The Entertainment-Education Strategy in the New Media Landscape
The Entertainment-Education (EE) strategy uses popular media to reach and entertain large audiences while educating them on prosocial topics such as family planning, domestic violence, or health. However, during the last few decades the media landscape is becoming increasingly saturated and audiences have scattered across channels. These changes in the media landscape pose challenges and opportunities to the EE strategy. This PhD-project aims to further increase the reach and impact of the EE strategy by researching innovative interventions that make optimal use of the new media landscape’s dynamics.
Recently, there has been a growing interest in how popular media can spark social change. Research shows that Entertainment-Education (EE) interventions such as Simplemente Maria, Soul City, and East Los High have been able to reach and entertain large audiences while educating them on prosocial issues such as family planning, domestic violence, or health (Singhal & Rogers, 2004). The creation of such EE intervention is guided by research, design, and implementation processes that contribute to promoting different stages of individual and social change (Bouman, 1999).
During the last few decades the media landscape and the audiences’ media behaviors have changed. These changes pose new challenges and opportunities for EE strategies. For example, the media landscape is becoming increasingly saturated and audiences are scattering across channels. In addition, the influence of broadcasting schedules on the audiences’ media behaviors is declining, while the internet – providing a constant stream of media – seems to become increasingly influential in directing our media gaze (Locke, 2016). In short: the audiences’ media behaviors are shifting from the schedule to the stream.
This PhD-project aims to increase the reach and impact of the EE strategy by making optimal use of the streams dynamics.
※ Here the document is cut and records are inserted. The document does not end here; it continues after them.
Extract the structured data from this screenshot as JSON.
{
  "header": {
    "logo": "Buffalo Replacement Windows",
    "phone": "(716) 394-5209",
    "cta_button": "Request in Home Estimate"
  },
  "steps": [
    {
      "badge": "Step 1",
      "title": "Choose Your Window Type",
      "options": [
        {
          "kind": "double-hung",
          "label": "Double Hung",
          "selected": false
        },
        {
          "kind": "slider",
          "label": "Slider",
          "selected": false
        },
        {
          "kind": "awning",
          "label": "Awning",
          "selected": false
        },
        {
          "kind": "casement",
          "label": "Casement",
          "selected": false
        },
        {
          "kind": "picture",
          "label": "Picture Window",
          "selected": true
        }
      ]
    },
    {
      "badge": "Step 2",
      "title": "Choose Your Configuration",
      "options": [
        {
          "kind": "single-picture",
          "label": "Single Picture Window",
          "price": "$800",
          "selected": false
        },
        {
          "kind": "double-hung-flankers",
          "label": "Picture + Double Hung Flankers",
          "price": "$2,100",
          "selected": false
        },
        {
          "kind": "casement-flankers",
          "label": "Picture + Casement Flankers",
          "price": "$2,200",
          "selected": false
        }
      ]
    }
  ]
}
To achieve this, the project follows Jenkins, Ford & Green’s (2013) definition of spreadable media stating that interventions’ potential reach and impact not only depend on storytelling and media formats, but also on the economic structures and social networks in which media creation and dissemination occur. Consequently, this project researches innovative collaboration strategies and research methods that enable EE practitioners to create spreadable EE interventions.
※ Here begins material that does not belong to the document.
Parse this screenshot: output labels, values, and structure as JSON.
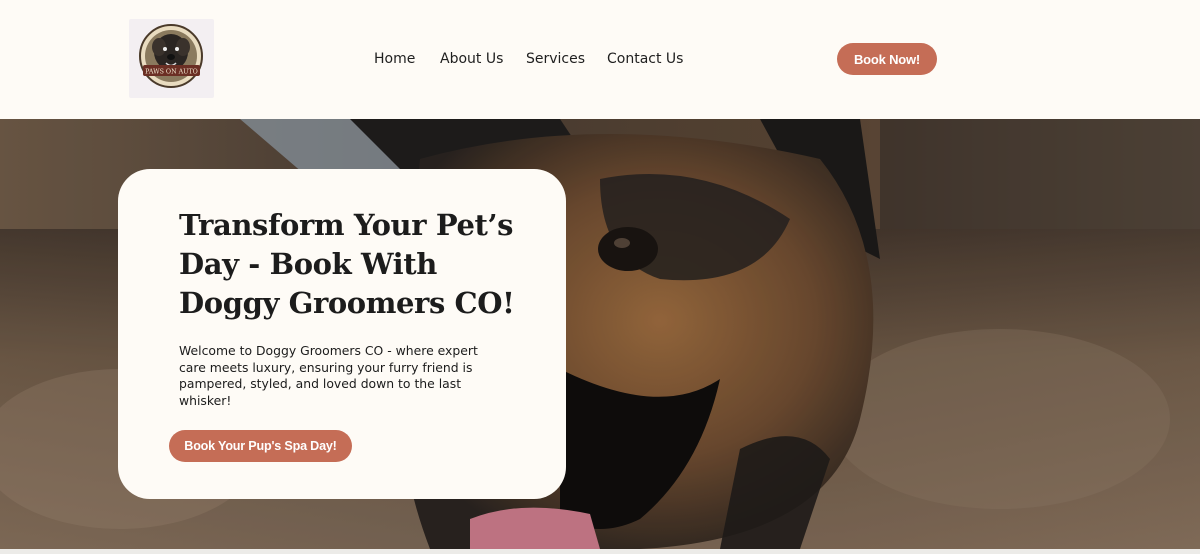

Bouman, M. (1999). The Turtle and the Peacock : collaboration for prosocial change : the entertainment - education strategy on television. Retrieved from library.wur.nl/WebQuery/wurpubs/60667
Jenkins, H., Ford, S., & Green, J. (2013). Spreadable Media: Creating Value And Meaning In A Networked Culture. New York, NY: New York University Press.
Locke, M. (2016). After the Stream. Retrieved September 15, 2016, from http://www.mediaparkjaarcongres.nl/matt-locke-after-the-stream/
Singhal, A., & Rogers, E. M. (1999). Studying Entertainment-Education Effects. In Entertainment-education: A Communication Strategy for Social Change (pp. 180–204). Ebingdon: Taylor & Francis.
The Netherlands is one of the most prosperous countries in the world. However, there are large health disparities among Dutch citizens. Vulnerable groups, often with low incomes and/or education level, are less healthy than Dutch citizens with a middle or high incomes. MediaLab – a collaboration between the Center for Media & Health, the Dutch Kidney Foundation, the Dutch Heart Foundation, and Alzheimer Netherlands – aims to challenge this health gap by experimenting with new communication methods and developing innovative media formats to reach vulnerable groups more effectively.
This PhD-project a collaboration between the Center for Media & Health and the Erasmus Research Centre for Media, Communication and Culture (ERMeCC) and is conducted as part of the MediaLab agenda. The project will focus on innovative Entertainment-Education (EE) strategies to reach and impact vulnerable audiences and contribute to closing the health gap within the Dutch society.